I recently received an email with a question from a student. The student felt that he was more comfortable on the analytical side of things, and wanted to know what he could do to strengthen his imagination, or make himself feel more comfortable using it.
I thought it was a great question, and I came up with some recommendations. I thought I would share the recommendations that I offered him here:

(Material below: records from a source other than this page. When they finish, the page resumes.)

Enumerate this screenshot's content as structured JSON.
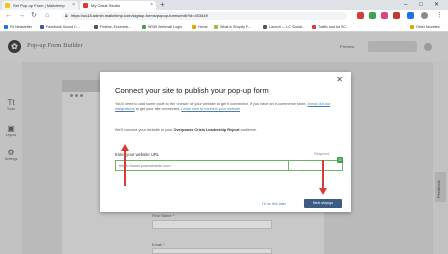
{
  "browser": {
    "tabs": [
      {
        "title": "Set Pop-up Form | Mailchimp",
        "favicon_color": "#f5c518"
      },
      {
        "title": "My Oasis Studio",
        "favicon_color": "#d93b3b"
      }
    ],
    "new_tab_icon": "plus-icon",
    "window_controls": [
      "minimize-icon",
      "maximize-icon",
      "close-icon"
    ],
    "url": "https://us18.admin.mailchimp.com/signup-forms/popup-forms/edit?id=403449",
    "extension_colors": [
      "#d93b3b",
      "#3fa34d",
      "#e0457b",
      "#c0392b",
      "#1a73e8",
      "#555555",
      "#555555"
    ],
    "bookmarks": [
      {
        "label": "Fit Newsletter",
        "color": "#1a73e8"
      },
      {
        "label": "Facebook Sound C...",
        "color": "#3b5998"
      },
      {
        "label": "Fintess, Eccentric...",
        "color": "#555555"
      },
      {
        "label": "WSW Webmail Login",
        "color": "#3fa34d"
      },
      {
        "label": "Home",
        "color": "#e0a800"
      },
      {
        "label": "What is Shopify F...",
        "color": "#96bf48"
      },
      {
        "label": "Launch — LC Social...",
        "color": "#555555"
      },
      {
        "label": "Traffic and Ad SC...",
        "color": "#d93b3b"
      },
      {
        "label": "Other favorites",
        "color": "#e0a800"
      }
    ]
  },
  "app": {
    "title": "Pop-up Form Builder",
    "preview_label": "Preview",
    "sidebar": [
      {
        "label": "Tools",
        "icon": "type-icon"
      },
      {
        "label": "Layout",
        "icon": "layout-icon"
      },
      {
        "label": "Settings",
        "icon": "gear-icon"
      }
    ],
    "form_fields": [
      {
        "label": "First Name *"
      },
      {
        "label": "Email *"
      }
    ],
    "feedback_label": "Feedback"
  },
  "modal": {
    "title": "Connect your site to publish your pop-up form",
    "para1_a": "You'll need to add some code to the ",
    "para1_b": " of your website to get it connected. If you have an e-commerce store, ",
    "para1_link1": "check out our integrations",
    "para1_c": " to get your site connected. ",
    "para1_link2": "Learn how to connect your website",
    "para1_tag": "<head>",
    "para2_a": "We'll connect your website to your ",
    "para2_bold": "Overpower Crisis Leadership Report",
    "para2_c": " audience.",
    "url_label": "Enter your website URL",
    "required_label": "Required",
    "url_placeholder": "https://www.yourwebsite.com",
    "do_later_label": "I'll do this later",
    "next_label": "Next step/go",
    "close_icon": "close-icon"
  },
  "colors": {
    "primary_button": "#3d5c84",
    "link": "#4a7eb3",
    "annotation": "#d93b3b",
    "input_focus": "#6db36d"
  }
}
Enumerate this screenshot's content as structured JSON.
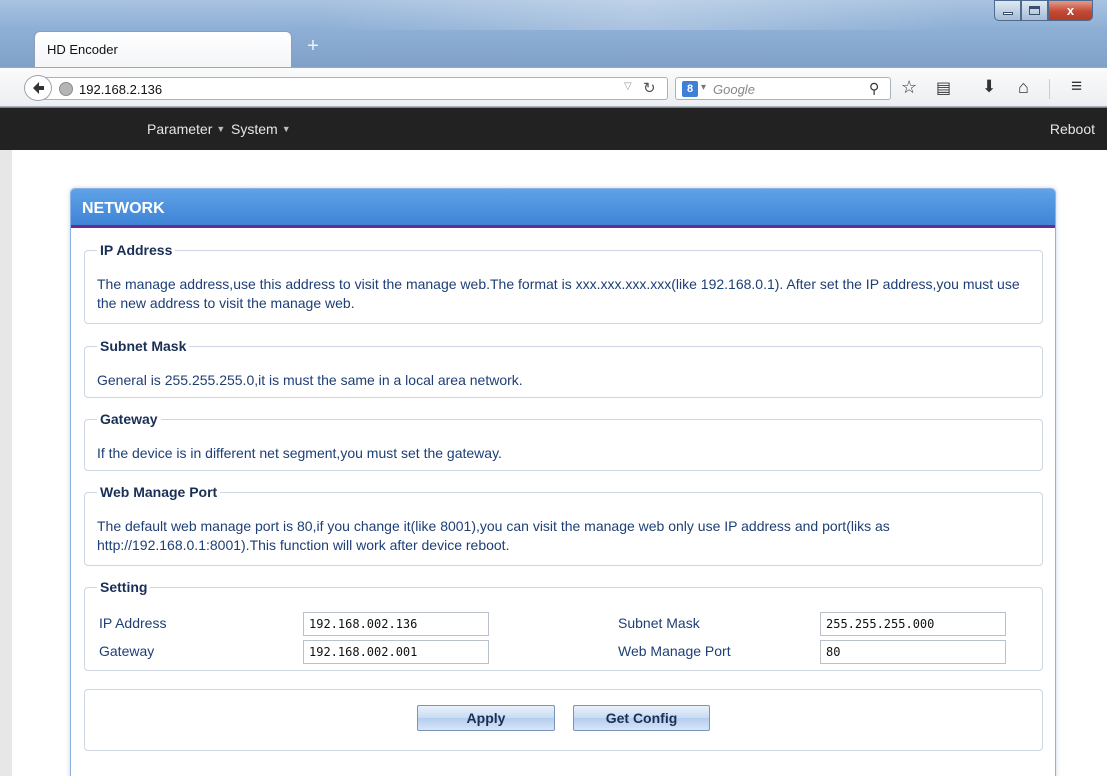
{
  "browser": {
    "tab_title": "HD Encoder",
    "new_tab": "+",
    "url": "192.168.2.136",
    "search_engine": "8",
    "search_placeholder": "Google",
    "window_buttons": {
      "minimize": "minimize",
      "maximize": "maximize",
      "close": "x"
    }
  },
  "appbar": {
    "menus": [
      {
        "label": "Parameter"
      },
      {
        "label": "System"
      }
    ],
    "reboot": "Reboot"
  },
  "panel": {
    "title": "NETWORK",
    "sections": [
      {
        "legend": "IP Address",
        "text": "The manage address,use this address to visit the manage web.The format is xxx.xxx.xxx.xxx(like 192.168.0.1). After set the IP address,you must use the new address to visit the manage web."
      },
      {
        "legend": "Subnet Mask",
        "text": "General is 255.255.255.0,it is must the same in a local area network."
      },
      {
        "legend": "Gateway",
        "text": "If the device is in different net segment,you must set the gateway."
      },
      {
        "legend": "Web Manage Port",
        "text": "The default web manage port is 80,if you change it(like 8001),you can visit the manage web only use IP address and port(liks as http://192.168.0.1:8001).This function will work after device reboot."
      }
    ],
    "setting": {
      "legend": "Setting",
      "fields": [
        {
          "label": "IP Address",
          "value": "192.168.002.136"
        },
        {
          "label": "Subnet Mask",
          "value": "255.255.255.000"
        },
        {
          "label": "Gateway",
          "value": "192.168.002.001"
        },
        {
          "label": "Web Manage Port",
          "value": "80"
        }
      ]
    },
    "buttons": {
      "apply": "Apply",
      "get_config": "Get Config"
    }
  },
  "colors": {
    "panel_header": "#4a8fdd",
    "panel_header_border": "#6b2c91",
    "legend_text": "#1a2f56",
    "body_text": "#1d3f76",
    "appbar_bg": "#222222"
  }
}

One thing I can recommend is a book called Playmaking. I encountered it one summer in New Haven. I was working with something called the Dwight-Edgwood Project , which in turn was based on the 52nd Street Project in New York. These projects involved mentoring kids in playwriting, so that they wrote 5 minute plays which were then directed in and acted by adults. There probably is a version of it here in LA, it has been replicated widely. Getting involved in that, and working with the kids, would probably be in itself a great way to awaken the imagination. But the book Playmaking is a handbook for the mentors, who were theater professionals of all stripes, not just writers. The book contains simple exercises to help students learn the basic concepts of dramatic narratives and get their imaginations going at the same time. I think the kid-orientation of it is very helpful for all of us serious adults as well.
Another thing that comes to mind is Miranda July’s website http://www.learningtoloveyoumore.com/ It’s got lots of challenges or prompts for creative exploration that are more geared to grown-ups. They don’t accept submissions to the website of the projects anymore, but that doesn’t mean you can’t still do the challenges.
You may have heard of the book The Artist’s Way. I can’t really recommend it all that highly though. I tried it for a while, and didn’t really feel that anything was unlocked, but maybe if I had stayed with it something might have. My cousin is a writer and filmmaker and swears by it.
Although I am a bit skeptical about the improv-teaching industry here in town, I do think an improv class can be a great thing to do if you can find a good class. I went to a free workshop with a teacher named Bill Chait, just to see how he ran it as a marketing event, and was quite impressed with his insights and exercises.
Finally, I think taking a class in an art form that is not interpretive but essentially creative in nature, such as fiction-writing or painting or songwriting, can be very helpful. I think actors don’t do enough of this. Writers are told often to take acting classes, but I think it works the other way as well. An actor who understands firsthand what the decisions are that go into writing will look at a text with different eyes than one who doesn’t have that angle. Of course, you would want to get into a class that wasn’t too much about generic conventions (as many screenwriting classes are, alas), but rather about bringing your vision into being.
Obviously, there are other ways as well, but these were what first came to my mind.